The French daily Le Progres remarked that weapons of mass destruction had finally been found. But instead of being in Iraq, they were in Iran; the Pentagon had gotten one letter wrong, the paper mocked. Even Europe agrees that the danger arising from the Ayatollahs’ regime must be denounced, the Lyon daily stated. But it also pointed out that the Americans and the British cannot claim they were not involved in developments in Iran. By backing the oppressive regime of the Shah, the paper recalled, they helped pave the way for the Iranian Revolution in 1979.

Commenting on the backing given by the United States to Iranian students demonstrating against the government, the Spanish daily La Vanguardia wrote that, by welcoming the demonstrations as a positive step on the way to freedom, Washington “has broken the unwritten rules of international diplomacy." That’s why it was not surprising that Iran has made an official protest over what it calls American interference in its internal affairs, the Barcelona paper said. The diplomatic quarrel has come at a bad time for Iran since the country was torn between religious fundamentalism and cautious reform efforts. The editorial concluded: “Iran is in danger of being further destabilized by international pressure.”

The British daily The Independent saw the situation differently: “There is a reason why the Iranian students are so pro-American: They see that U.S. support -- and perhaps intervention -- might be the only way of breaking the deadlock they find themselves in." The paper continued: “When they do achieve freedom of speech and travel, worryingly only Amnesty International and George Bush will be able to say that they backed their cause.”

In Rome, La Repubblica doubted that the protests would ultimately topple the regime.
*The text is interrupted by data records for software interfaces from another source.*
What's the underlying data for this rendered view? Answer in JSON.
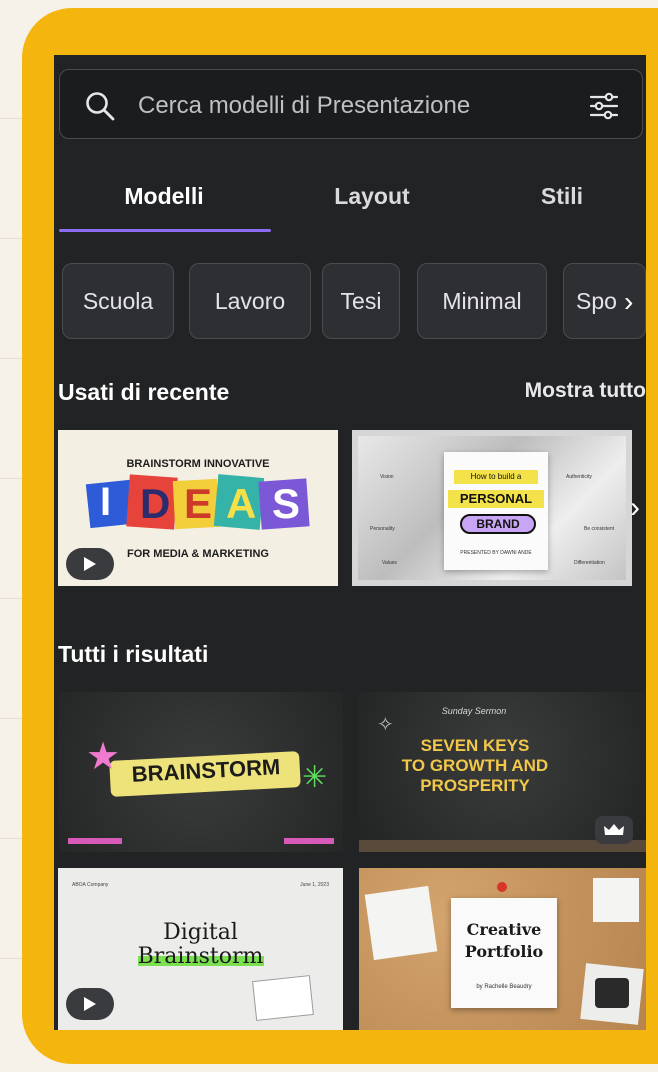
{
  "search": {
    "placeholder": "Cerca modelli di Presentazione"
  },
  "tabs": [
    {
      "label": "Modelli",
      "active": true
    },
    {
      "label": "Layout",
      "active": false
    },
    {
      "label": "Stili",
      "active": false
    }
  ],
  "chips": [
    "Scuola",
    "Lavoro",
    "Tesi",
    "Minimal",
    "Spo"
  ],
  "recent": {
    "title": "Usati di recente",
    "show_all": "Mostra tutto",
    "items": [
      {
        "header": "BRAINSTORM INNOVATIVE",
        "letters": [
          "I",
          "D",
          "E",
          "A",
          "S"
        ],
        "footer": "FOR MEDIA & MARKETING",
        "video": true
      },
      {
        "small": "How to build a",
        "line1": "PERSONAL",
        "line2": "BRAND",
        "credit": "PRESENTED BY DAWNI ANDE",
        "labels": [
          "Vision",
          "Personality",
          "Values",
          "Authenticity",
          "Be consistent",
          "Differentiation"
        ]
      }
    ]
  },
  "results": {
    "title": "Tutti i risultati",
    "items": [
      {
        "word": "BRAINSTORM"
      },
      {
        "top": "Sunday Sermon",
        "line1": "SEVEN KEYS",
        "line2": "TO GROWTH AND",
        "line3": "PROSPERITY",
        "premium": true
      },
      {
        "company": "ABOA Company",
        "date": "June 1, 2023",
        "line1": "Digital",
        "line2": "Brainstorm",
        "video": true
      },
      {
        "line1": "Creative",
        "line2": "Portfolio",
        "author": "by Rachelle Beaudry"
      }
    ]
  },
  "colors": {
    "frame": "#f4b50f",
    "panel": "#222325",
    "accent": "#8b6cf2"
  }
}
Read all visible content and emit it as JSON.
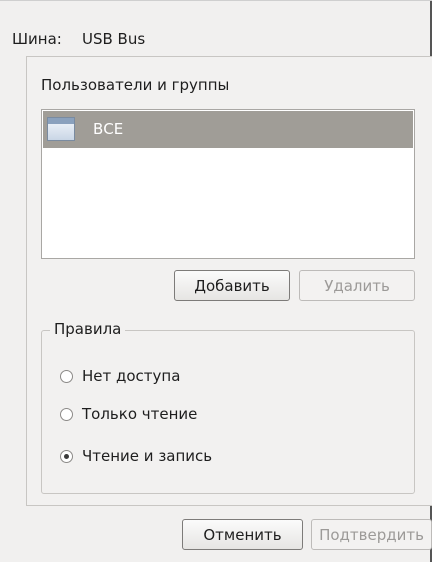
{
  "bus": {
    "label": "Шина:",
    "value": "USB Bus"
  },
  "users_section": {
    "title": "Пользователи и группы",
    "items": [
      {
        "label": "ВСЕ",
        "icon": "window-icon",
        "selected": true
      }
    ]
  },
  "list_actions": {
    "add_label": "Добавить",
    "remove_label": "Удалить"
  },
  "rules": {
    "title": "Правила",
    "options": [
      {
        "label": "Нет доступа",
        "checked": false
      },
      {
        "label": "Только чтение",
        "checked": false
      },
      {
        "label": "Чтение и запись",
        "checked": true
      }
    ]
  },
  "footer": {
    "cancel_label": "Отменить",
    "confirm_label": "Подтвердить"
  },
  "colors": {
    "selection": "#a09d97",
    "panel_bg": "#f2f1f0",
    "disabled_text": "#9c9a98"
  }
}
Though the 1979 revolution started in the universities, it only gained momentum when striking workers joined in the protests, the paper wrote. "Today it's unlikely that the bazaar and the universities will come together in a new and victorious alliance like 24 years ago." But the current protests are "an important test to understand correctly how things could develop in the exchange between the regime and a large part of the Iranian civil society after the Iraq war."